> [To do] Report every line of the entries that contains the word "like".

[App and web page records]

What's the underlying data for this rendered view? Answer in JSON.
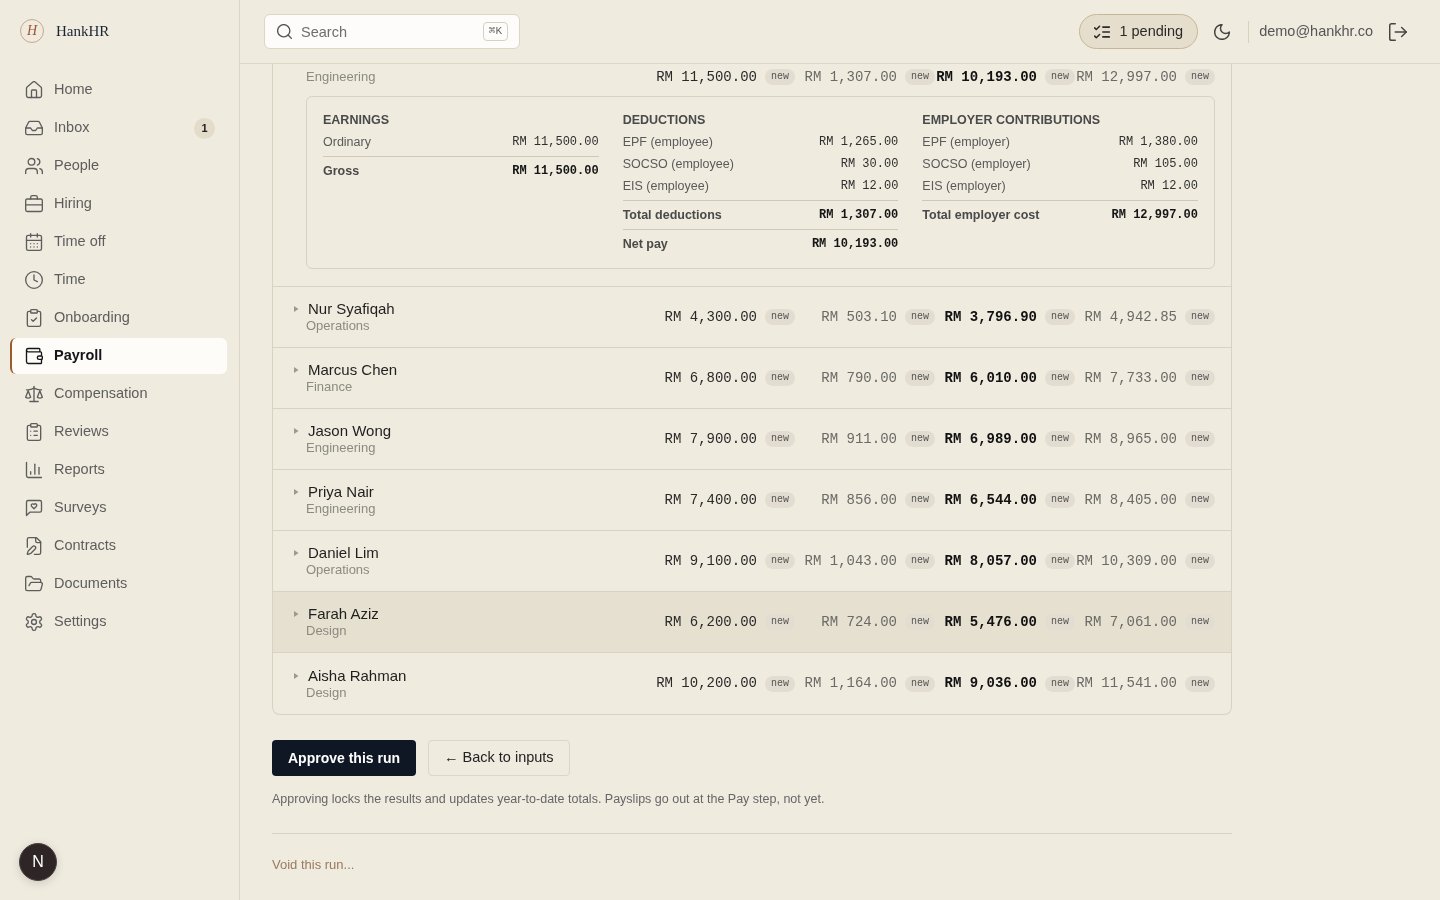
{
  "sidebar": {
    "brand": {
      "logo_letter": "H",
      "name": "HankHR"
    },
    "items": [
      {
        "label": "Home",
        "selected": false
      },
      {
        "label": "Inbox",
        "selected": false,
        "badge": "1"
      },
      {
        "label": "People",
        "selected": false
      },
      {
        "label": "Hiring",
        "selected": false
      },
      {
        "label": "Time off",
        "selected": false
      },
      {
        "label": "Time",
        "selected": false
      },
      {
        "label": "Onboarding",
        "selected": false
      },
      {
        "label": "Payroll",
        "selected": true
      },
      {
        "label": "Compensation",
        "selected": false
      },
      {
        "label": "Reviews",
        "selected": false
      },
      {
        "label": "Reports",
        "selected": false
      },
      {
        "label": "Surveys",
        "selected": false
      },
      {
        "label": "Contracts",
        "selected": false
      },
      {
        "label": "Documents",
        "selected": false
      },
      {
        "label": "Settings",
        "selected": false
      }
    ],
    "dev_button": {
      "label": "N"
    }
  },
  "header": {
    "search": {
      "placeholder": "Search",
      "shortcut": "⌘K"
    },
    "pending_button": {
      "label": "1 pending"
    },
    "user_email": "demo@hankhr.co"
  },
  "payroll_rows": [
    {
      "department": "Engineering",
      "expanded": true,
      "highlighted": false,
      "amounts": [
        {
          "value": "RM 11,500.00",
          "badge": "new"
        },
        {
          "value": "RM 1,307.00",
          "badge": "new"
        },
        {
          "value": "RM 10,193.00",
          "badge": "new"
        },
        {
          "value": "RM 12,997.00",
          "badge": "new"
        }
      ],
      "details": [
        {
          "title": "EARNINGS",
          "lines": [
            {
              "label": "Ordinary",
              "value": "RM 11,500.00"
            }
          ],
          "totals": [
            {
              "label": "Gross",
              "value": "RM 11,500.00"
            }
          ]
        },
        {
          "title": "DEDUCTIONS",
          "lines": [
            {
              "label": "EPF (employee)",
              "value": "RM 1,265.00"
            },
            {
              "label": "SOCSO (employee)",
              "value": "RM 30.00"
            },
            {
              "label": "EIS (employee)",
              "value": "RM 12.00"
            }
          ],
          "totals": [
            {
              "label": "Total deductions",
              "value": "RM 1,307.00"
            },
            {
              "label": "Net pay",
              "value": "RM 10,193.00"
            }
          ]
        },
        {
          "title": "EMPLOYER CONTRIBUTIONS",
          "lines": [
            {
              "label": "EPF (employer)",
              "value": "RM 1,380.00"
            },
            {
              "label": "SOCSO (employer)",
              "value": "RM 105.00"
            },
            {
              "label": "EIS (employer)",
              "value": "RM 12.00"
            }
          ],
          "totals": [
            {
              "label": "Total employer cost",
              "value": "RM 12,997.00"
            }
          ]
        }
      ]
    },
    {
      "name": "Nur Syafiqah",
      "department": "Operations",
      "expanded": false,
      "highlighted": false,
      "amounts": [
        {
          "value": "RM 4,300.00",
          "badge": "new"
        },
        {
          "value": "RM 503.10",
          "badge": "new"
        },
        {
          "value": "RM 3,796.90",
          "badge": "new"
        },
        {
          "value": "RM 4,942.85",
          "badge": "new"
        }
      ]
    },
    {
      "name": "Marcus Chen",
      "department": "Finance",
      "expanded": false,
      "highlighted": false,
      "amounts": [
        {
          "value": "RM 6,800.00",
          "badge": "new"
        },
        {
          "value": "RM 790.00",
          "badge": "new"
        },
        {
          "value": "RM 6,010.00",
          "badge": "new"
        },
        {
          "value": "RM 7,733.00",
          "badge": "new"
        }
      ]
    },
    {
      "name": "Jason Wong",
      "department": "Engineering",
      "expanded": false,
      "highlighted": false,
      "amounts": [
        {
          "value": "RM 7,900.00",
          "badge": "new"
        },
        {
          "value": "RM 911.00",
          "badge": "new"
        },
        {
          "value": "RM 6,989.00",
          "badge": "new"
        },
        {
          "value": "RM 8,965.00",
          "badge": "new"
        }
      ]
    },
    {
      "name": "Priya Nair",
      "department": "Engineering",
      "expanded": false,
      "highlighted": false,
      "amounts": [
        {
          "value": "RM 7,400.00",
          "badge": "new"
        },
        {
          "value": "RM 856.00",
          "badge": "new"
        },
        {
          "value": "RM 6,544.00",
          "badge": "new"
        },
        {
          "value": "RM 8,405.00",
          "badge": "new"
        }
      ]
    },
    {
      "name": "Daniel Lim",
      "department": "Operations",
      "expanded": false,
      "highlighted": false,
      "amounts": [
        {
          "value": "RM 9,100.00",
          "badge": "new"
        },
        {
          "value": "RM 1,043.00",
          "badge": "new"
        },
        {
          "value": "RM 8,057.00",
          "badge": "new"
        },
        {
          "value": "RM 10,309.00",
          "badge": "new"
        }
      ]
    },
    {
      "name": "Farah Aziz",
      "department": "Design",
      "expanded": false,
      "highlighted": true,
      "amounts": [
        {
          "value": "RM 6,200.00",
          "badge": "new"
        },
        {
          "value": "RM 724.00",
          "badge": "new"
        },
        {
          "value": "RM 5,476.00",
          "badge": "new"
        },
        {
          "value": "RM 7,061.00",
          "badge": "new"
        }
      ]
    },
    {
      "name": "Aisha Rahman",
      "department": "Design",
      "expanded": false,
      "highlighted": false,
      "amounts": [
        {
          "value": "RM 10,200.00",
          "badge": "new"
        },
        {
          "value": "RM 1,164.00",
          "badge": "new"
        },
        {
          "value": "RM 9,036.00",
          "badge": "new"
        },
        {
          "value": "RM 11,541.00",
          "badge": "new"
        }
      ]
    }
  ],
  "actions": {
    "approve_button": "Approve this run",
    "back_button": "← Back to inputs",
    "note": "Approving locks the results and updates year-to-date totals. Payslips go out at the Pay step, not yet.",
    "void_link": "Void this run..."
  }
}
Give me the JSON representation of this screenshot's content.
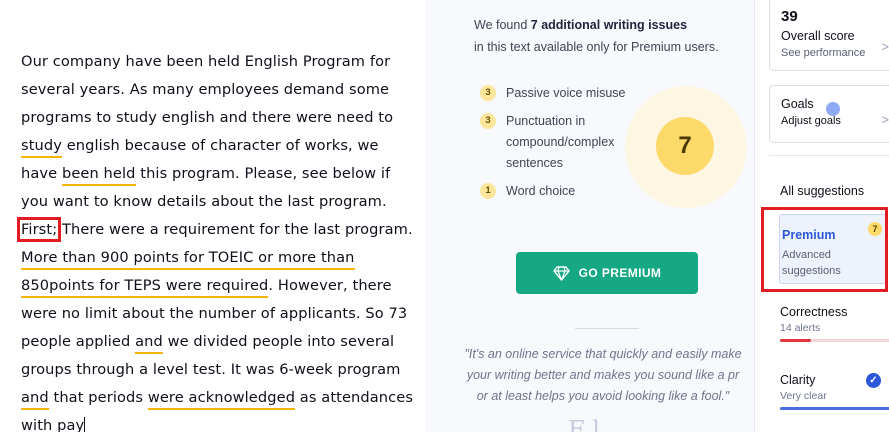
{
  "editor": {
    "lines": [
      [
        {
          "t": "Our company have been held English Program for"
        }
      ],
      [
        {
          "t": "several years. As many employees demand some"
        }
      ],
      [
        {
          "t": "programs to study english and there were need to"
        }
      ],
      [
        {
          "t": "study",
          "u": true
        },
        {
          "t": " english because of character of works, we"
        }
      ],
      [
        {
          "t": "have "
        },
        {
          "t": "been held",
          "u": true
        },
        {
          "t": " this program. Please, see below if"
        }
      ],
      [
        {
          "t": "you want to know details about the last program."
        }
      ],
      [
        {
          "t": "First;",
          "box": true
        },
        {
          "t": " There were a requirement for the last program."
        }
      ],
      [
        {
          "t": "More than 900 points for TOEIC or more than",
          "u": true
        }
      ],
      [
        {
          "t": "850points for TEPS were required",
          "u": true
        },
        {
          "t": ". However, there"
        }
      ],
      [
        {
          "t": "were no limit about the number of applicants. So 73"
        }
      ],
      [
        {
          "t": "people applied "
        },
        {
          "t": "and",
          "u": true
        },
        {
          "t": " we divided people into several"
        }
      ],
      [
        {
          "t": "groups through a level test. It was 6-week program"
        }
      ],
      [
        {
          "t": "and",
          "u": true
        },
        {
          "t": " that periods "
        },
        {
          "t": "were acknowledged",
          "u": true
        },
        {
          "t": " as attendances"
        }
      ],
      [
        {
          "t": "with pay",
          "cursor": true
        }
      ]
    ]
  },
  "premium_panel": {
    "found_prefix": "We found ",
    "found_bold": "7 additional writing issues",
    "found_suffix": "in this text available only for Premium users.",
    "issues": [
      {
        "count": "3",
        "label": "Passive voice misuse"
      },
      {
        "count": "3",
        "label": "Punctuation in compound/complex sentences"
      },
      {
        "count": "1",
        "label": "Word choice"
      }
    ],
    "total": "7",
    "go_premium_label": "GO PREMIUM",
    "go_premium_icon": "diamond-icon",
    "quote": [
      "\"It's an online service that quickly and easily make",
      "your writing better and makes you sound like a pr",
      "or at least helps you avoid looking like a fool.\""
    ],
    "quote_source_partial": "F  l"
  },
  "sidebar": {
    "score_value": "39",
    "score_label": "Overall score",
    "score_link": "See performance",
    "goals_title": "Goals",
    "goals_link": "Adjust goals",
    "all_suggestions_label": "All suggestions",
    "premium": {
      "title": "Premium",
      "subtitle": "Advanced suggestions",
      "badge": "7"
    },
    "categories": [
      {
        "title": "Correctness",
        "subtitle": "14 alerts",
        "color": "#e5343a",
        "fill": 0.28
      },
      {
        "title": "Clarity",
        "subtitle": "Very clear",
        "color": "#4a6ee0",
        "fill": 1.0
      }
    ],
    "chevron": ">"
  }
}
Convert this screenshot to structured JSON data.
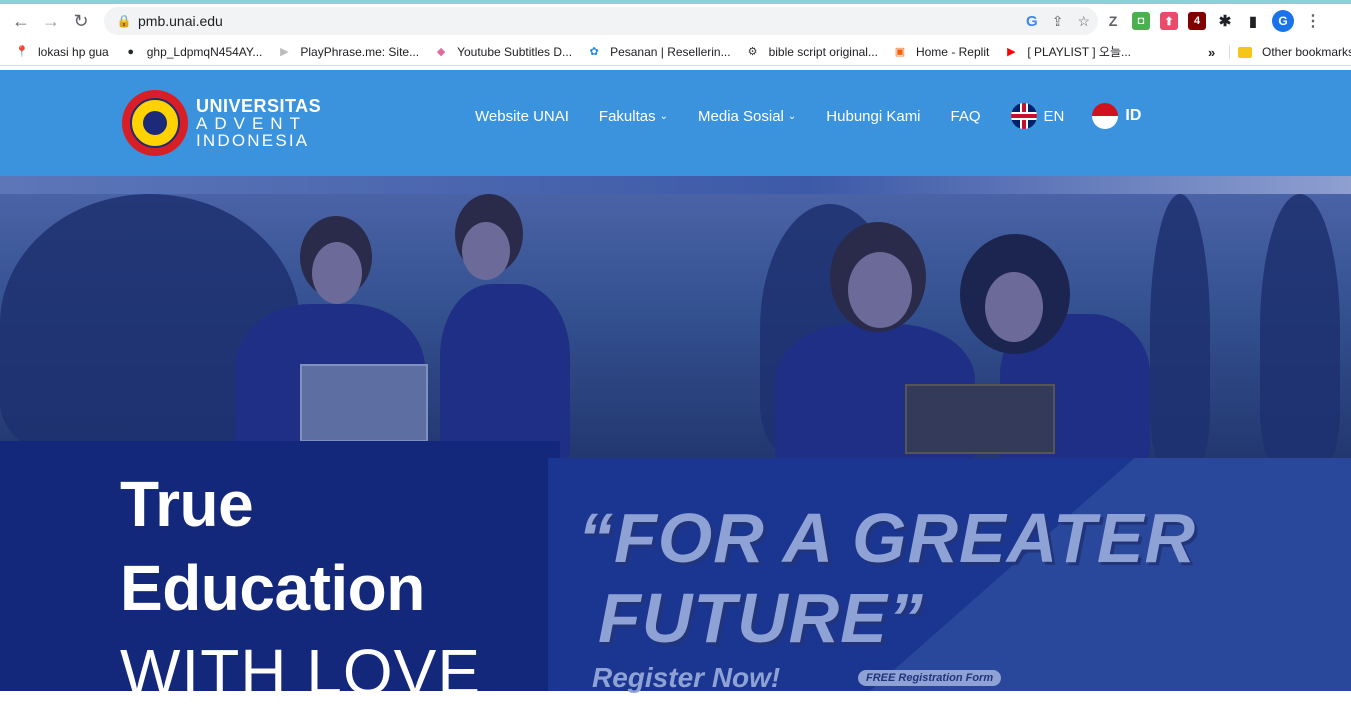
{
  "browser": {
    "url": "pmb.unai.edu",
    "back_icon": "←",
    "forward_icon": "→",
    "reload_icon": "↻",
    "lock_icon": "🔒",
    "google_icon": "G",
    "share_icon": "⇪",
    "star_icon": "☆",
    "menu_icon": "⋮",
    "avatar_letter": "G",
    "extensions": [
      {
        "name": "z-extension",
        "glyph": "Z",
        "color": "#5f6368"
      },
      {
        "name": "green-extension",
        "glyph": "◘",
        "color": "#4caf50"
      },
      {
        "name": "upload-extension",
        "glyph": "⬆",
        "color": "#e84c6b"
      },
      {
        "name": "ublock-extension",
        "glyph": "4",
        "color": "#800000"
      }
    ],
    "puzzle_icon": "✱",
    "sidepanel_icon": "▮"
  },
  "bookmarks": {
    "items": [
      {
        "label": "lokasi hp gua",
        "icon": "📍"
      },
      {
        "label": "ghp_LdpmqN454AY...",
        "icon": "●"
      },
      {
        "label": "PlayPhrase.me: Site...",
        "icon": "▶"
      },
      {
        "label": "Youtube Subtitles D...",
        "icon": "◆"
      },
      {
        "label": "Pesanan | Resellerin...",
        "icon": "✿"
      },
      {
        "label": "bible script original...",
        "icon": "⚙"
      },
      {
        "label": "Home - Replit",
        "icon": "▣"
      },
      {
        "label": "[ PLAYLIST ] 오늘...",
        "icon": "▶"
      }
    ],
    "more": "»",
    "other": "Other bookmarks"
  },
  "site": {
    "logo": {
      "line1": "UNIVERSITAS",
      "line2": "ADVENT",
      "line3": "INDONESIA"
    },
    "nav": [
      {
        "label": "Website UNAI",
        "dropdown": false
      },
      {
        "label": "Fakultas",
        "dropdown": true
      },
      {
        "label": "Media Sosial",
        "dropdown": true
      },
      {
        "label": "Hubungi Kami",
        "dropdown": false
      },
      {
        "label": "FAQ",
        "dropdown": false
      }
    ],
    "lang_en": "EN",
    "lang_id": "ID",
    "chevron": "⌄"
  },
  "hero": {
    "line1": "True",
    "line2": "Education",
    "line3": "WITH LOVE",
    "slogan1": "“FOR A GREATER",
    "slogan2": "FUTURE”",
    "register": "Register Now!",
    "free_form": "FREE Registration Form"
  },
  "colors": {
    "header": "#3b93de",
    "hero_dark": "#13287a",
    "accent_text": "#8fa2d6"
  }
}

> [Result for this exercise]
      "your writing better and makes you sound like a pr",
      "or at least helps you avoid looking like a fool.\""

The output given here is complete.